There were 249 households, out of which 36.1% had children under the age of 18 living with them, 56.2% were married couples living together, 10.0% had a female householder with no husband present, and 30.9% were non-families. 29.7% of all households were made up of individuals, and 14.1% had someone living alone who was 65 years of age or older. The average household size was 2.58 and the average family size was 3.22.
In the city, the population was spread out, with 27.5% under the age of 18, 9.5% from 18 to 24, 27.4% from 25 to 44, 19.0% from 45 to 64, and 16.6% who were 65 years of age or older. The median age was 35 years. For every 100 females, there were 94.3 males. For every 100 females age 18 and over, there were 91.8 males.
The median income for a household in the city was $30,938, and the median income for a family was $39,375. Males had a median income of $30,521 versus $20,208 for females. The per capita income for the city was $13,646. About 9.3% of families and 17.1% of the population were below the poverty line, including 19.7% of those under age 18 and 8.8% of those age 65 or over.
Pateros Hydro Classic
In mid-August Tacoma Inboard Racing Association hosts the “Pateros Hydro Classic.” Each year racers come from all over the country to race on Lake Pateros. Hydroplanes fly at speeds up to one hundred and forty miles per hour. They are powered by eight cylinders and are so loud the whole town can hear them. A mile and a quarter liquid oval course is tight for fifty hydroplanes fighting for the gold. The race starts at ten thirty in the morning. Fans watch from the grassy park on the side of the lake which is really the Columbia River. A fireworks display is the finale of a long day of races on the Lake.

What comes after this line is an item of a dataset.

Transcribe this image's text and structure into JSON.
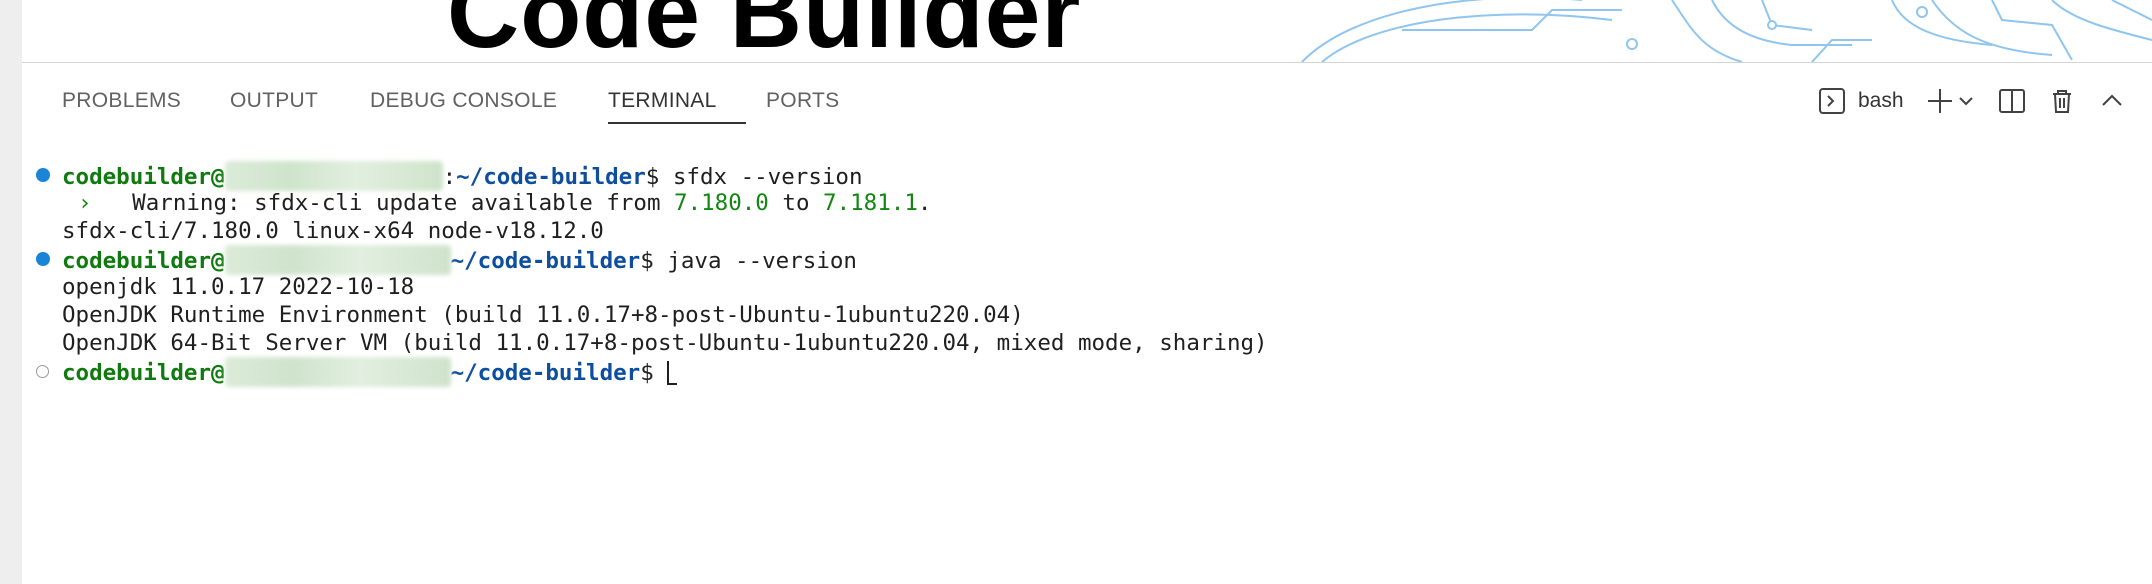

- Richard Beyer, sculptor
- Ron Terpening, author
International sister cities:International
- Pateros, Metro Manila, Philippines
- ^ “2019 U.S. Gazetteer Files”. United States Census Bureau. Retrieved August 7, 2020.
- ^ Jump up to:a b “U.S. Census website”. United States Census Bureau. Retrieved 2012-12-19.
- ^ Jump up to:a b “Annual Estimates of the Resident Population for Incorporated Places in Washington: April 1, 2010 to July 1, 2019”. United States Census Bureau. May 2020. Retrieved May 27, 2020.
- ^ “Pateros”. Geographic Names Information System. United States Geological Survey.
- ^ Majors, Harry M. (1975). Exploring Washington. Van Winkle Publishing Co. p. 50. ISBN 978-0-918664-00-6.
- ^ Robbins, Jefferson. “Dams Drown Towns — Transplants Struggle to Take Root — Construction of Rocky Reach and Wells dams left Entiat, Pateros under water”. Yakima Herald-Republic. Archived from the original on July 31, 2018. Retrieved July 30, 2018 – via HighBeam Research.
- ^ Jump up to:a b Lemons, Nancy (June 19, 2005). “Finding peace at Pateros”. The Spokesman-Review. Retrieved July 30,2018.
- ^ Jump up to:a b “Wells Project”. Douglas County PUD. Retrieved December 6, 2017.
- ^ Marshall, Jennifer (October 4, 2013). “Pateros centennial marks vast changes”. Omak-Okanogan County Chronicle. Retrieved December 6, 2017.
- ^ “Population and Housing Unit Estimates”. Retrieved June 9, 2017.
- ^ “At least 95 homes gone in Pateros, Methow Valley fires”.
- ^ “US Gazetteer files: 2010, 2000, and 1990”. United States Census Bureau. 2011-02-12. Retrieved 2011-04-23.
- ^ “US Gazetteer files 2010”. United States Census Bureau. Archived from the original on January 12, 2012. Retrieved 2012-12-19.
- ^ Climate Summary for Pateros, Washington
- ^ United States Census Bureau. “Census of Population and Housing”. Retrieved October 4, 2013.
- ^ “Hot Action in Hydroplane Racing at Pateros this Weekend”. Bud McKay. Archived from the original on 2012-04-06. Retrieved 2011-12-06.